Tuesday, November 16, 2004

'Real' Comics

Some of my favorite parts of (postmodernbarney.com) are the times when Dorian shares anecdotes about his comics retail business. They are generally amusing in pointing out the insanity that comics retails must face on a daily business.

In his latest installment, this exchange jumped out at me:

"Do you have any real comics?"
Uhm...as opposed to the millions of "fake" comics that currently surround us?
"No, real comics, like The Far Side!"

Now, aside from the silliness of thinking that newspaper strips are the only 'real' comics, it does point out something that I have always thought to be curious: Why don't comics shops stock collections of comic strips?

A look at the Bookscan top 'graphic novels' of 2003 seven strip collections in the Top 25, including collections of Get Fuzzy, Calvin and Hobbes, The Boondocks and Foxtrot. After manga, they're the next largest category in the list. Yet the typical comic store has none of these.
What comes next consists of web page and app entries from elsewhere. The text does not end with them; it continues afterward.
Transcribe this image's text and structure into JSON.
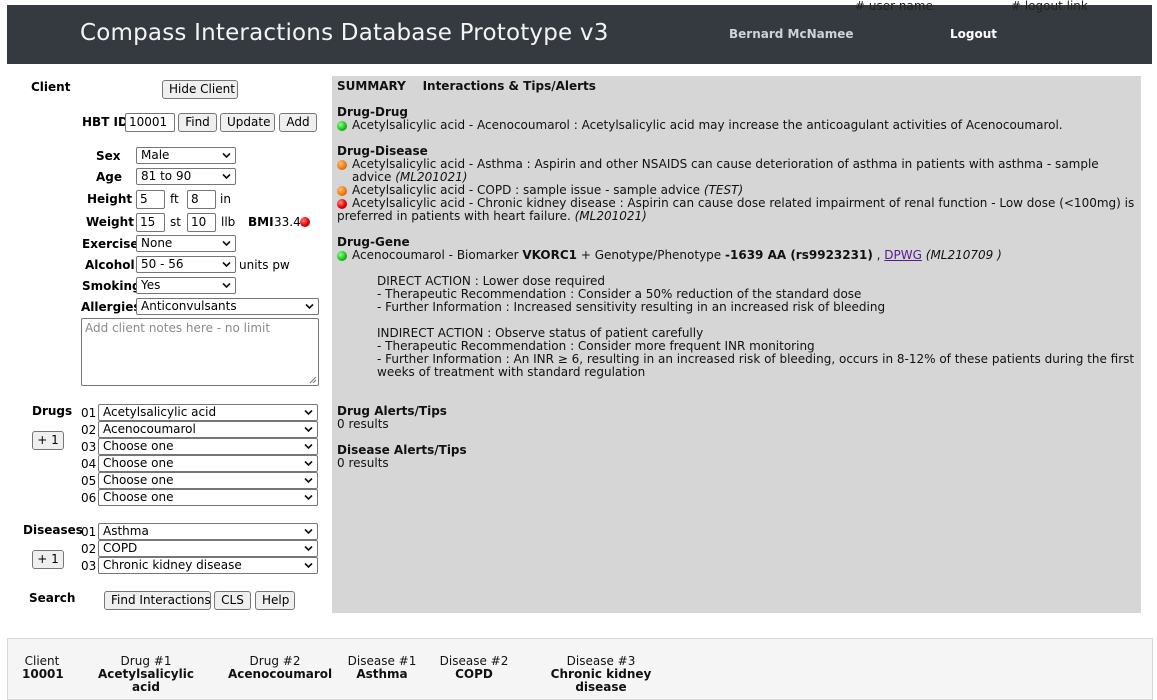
{
  "header": {
    "title": "Compass Interactions Database Prototype v3",
    "user_name": "Bernard McNamee",
    "logout_label": "Logout",
    "note_user": "# user name",
    "note_logout": "# logout link"
  },
  "client": {
    "section_label": "Client",
    "hide_button": "Hide Client",
    "hbt_label": "HBT ID",
    "hbt_value": "10001",
    "find_button": "Find",
    "update_button": "Update",
    "add_button": "Add",
    "sex_label": "Sex",
    "sex_value": "Male",
    "age_label": "Age",
    "age_value": "81 to 90",
    "height_label": "Height",
    "height_ft": "5",
    "ft_unit": "ft",
    "height_in": "8",
    "in_unit": "in",
    "weight_label": "Weight",
    "weight_st": "15",
    "st_unit": "st",
    "weight_lb": "10",
    "lb_unit": "llb",
    "bmi_label": "BMI",
    "bmi_value": "33.4",
    "exercise_label": "Exercise",
    "exercise_value": "None",
    "alcohol_label": "Alcohol",
    "alcohol_value": "50 - 56",
    "alcohol_unit": "units pw",
    "smoking_label": "Smoking",
    "smoking_value": "Yes",
    "allergies_label": "Allergies",
    "allergies_value": "Anticonvulsants",
    "notes_placeholder": "Add client notes here - no limit"
  },
  "drugs": {
    "label": "Drugs",
    "add_button": "+ 1",
    "items": [
      {
        "num": "01",
        "value": "Acetylsalicylic acid"
      },
      {
        "num": "02",
        "value": "Acenocoumarol"
      },
      {
        "num": "03",
        "value": "Choose one"
      },
      {
        "num": "04",
        "value": "Choose one"
      },
      {
        "num": "05",
        "value": "Choose one"
      },
      {
        "num": "06",
        "value": "Choose one"
      }
    ]
  },
  "diseases": {
    "label": "Diseases",
    "add_button": "+ 1",
    "items": [
      {
        "num": "01",
        "value": "Asthma"
      },
      {
        "num": "02",
        "value": "COPD"
      },
      {
        "num": "03",
        "value": "Chronic kidney disease"
      }
    ]
  },
  "search": {
    "label": "Search",
    "find_button": "Find Interactions",
    "cls_button": "CLS",
    "help_button": "Help"
  },
  "summary": {
    "heading_summary": "SUMMARY",
    "heading_interactions": "Interactions & Tips/Alerts",
    "drug_drug": {
      "title": "Drug-Drug",
      "lines": [
        {
          "status": "green",
          "text": "Acetylsalicylic acid - Acenocoumarol : Acetylsalicylic acid may increase the anticoagulant activities of Acenocoumarol."
        }
      ]
    },
    "drug_disease": {
      "title": "Drug-Disease",
      "lines": [
        {
          "status": "orange",
          "text": "Acetylsalicylic acid - Asthma : Aspirin and other NSAIDS can cause deterioration of asthma in patients with asthma - sample advice",
          "ref": "(ML201021)"
        },
        {
          "status": "orange",
          "text": "Acetylsalicylic acid - COPD : sample issue - sample advice",
          "ref": "(TEST)"
        },
        {
          "status": "red",
          "text": "Acetylsalicylic acid - Chronic kidney disease : Aspirin can cause dose related impairment of renal function - Low dose (<100mg) is preferred in patients with heart failure.",
          "ref": "(ML201021)"
        }
      ]
    },
    "drug_gene": {
      "title": "Drug-Gene",
      "status": "green",
      "pre": "Acenocoumarol - Biomarker",
      "biomarker": "VKORC1",
      "mid": "+ Genotype/Phenotype",
      "genotype": "-1639 AA (rs9923231)",
      "comma": ",",
      "link": "DPWG",
      "ref": "(ML210709 )",
      "direct_action": "DIRECT ACTION : Lower dose required",
      "direct_rec": "- Therapeutic Recommendation : Consider a 50% reduction of the standard dose",
      "direct_info": "- Further Information : Increased sensitivity resulting in an increased risk of bleeding",
      "indirect_action": "INDIRECT ACTION : Observe status of patient carefully",
      "indirect_rec": "- Therapeutic Recommendation : Consider more frequent INR monitoring",
      "indirect_info": "- Further Information : An INR ≥ 6, resulting in an increased risk of bleeding, occurs in 8-12% of these patients during the first weeks of treatment with standard regulation"
    },
    "drug_alerts": {
      "title": "Drug Alerts/Tips",
      "result": "0 results"
    },
    "disease_alerts": {
      "title": "Disease Alerts/Tips",
      "result": "0 results"
    }
  },
  "bottom_bar": {
    "columns": [
      {
        "title": "Client",
        "value": "10001"
      },
      {
        "title": "Drug #1",
        "value": "Acetylsalicylic acid"
      },
      {
        "title": "Drug #2",
        "value": "Acenocoumarol"
      },
      {
        "title": "Disease #1",
        "value": "Asthma"
      },
      {
        "title": "Disease #2",
        "value": "COPD"
      },
      {
        "title": "Disease #3",
        "value": "Chronic kidney disease"
      }
    ]
  }
}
If comic shops are trying to appeal to an audience wider than comic book geeks, shouldn't they have in stock what a majority of the people think comics are; what they are exposed to on a daily basis? There should be collections of The Far Side, Calvin and Hobbes, Peanuts, Dilbert, Mutts, Foxtrot, For Better or For Worse, and others. If anything else, they would bring people in off the street and into the store, where they could even be enticed to buy 'real' comics.

Oh sure, there are a few, like Liberty Meadows, Jane's World, and The Norm, which get collected into comic book form, but aside from the recent Fantagraphic Peanuts collections (and maybe some of the other Fantasgraphics offerings) how often do you see any mainstream strip collections in a comic store?

A good portion of the blame can be laid at the feet of Diamond, who don't offer these books in Previews for the retailers to order, but surely there are other distributors for books, yes? And if there was enough presure from retailers, one would think that Diamond would make an effort to start making them available.

I'm sure that retails have their reasons for not stocking strip collections. Heck, some of them may even be valid. But wouldn't it be great if, in the situation that Dorian cites, a retailer could point the customer to a rack of strip collections and say: "Here they are. Not only do we have The Far Side, but we have others as well. Please let me know if I can help you with anything else."

1 comment:

Anonymous said...

What's strange to me is that even big box book chains seem to be cutting back on their comic strip collections. They're putting copies of the Complete Peanuts right up front (which is great, don't get me wrong) as their selection of strips by Trudeau and others seems to dry up. Has anyone else noticed this, or is it just me (again)?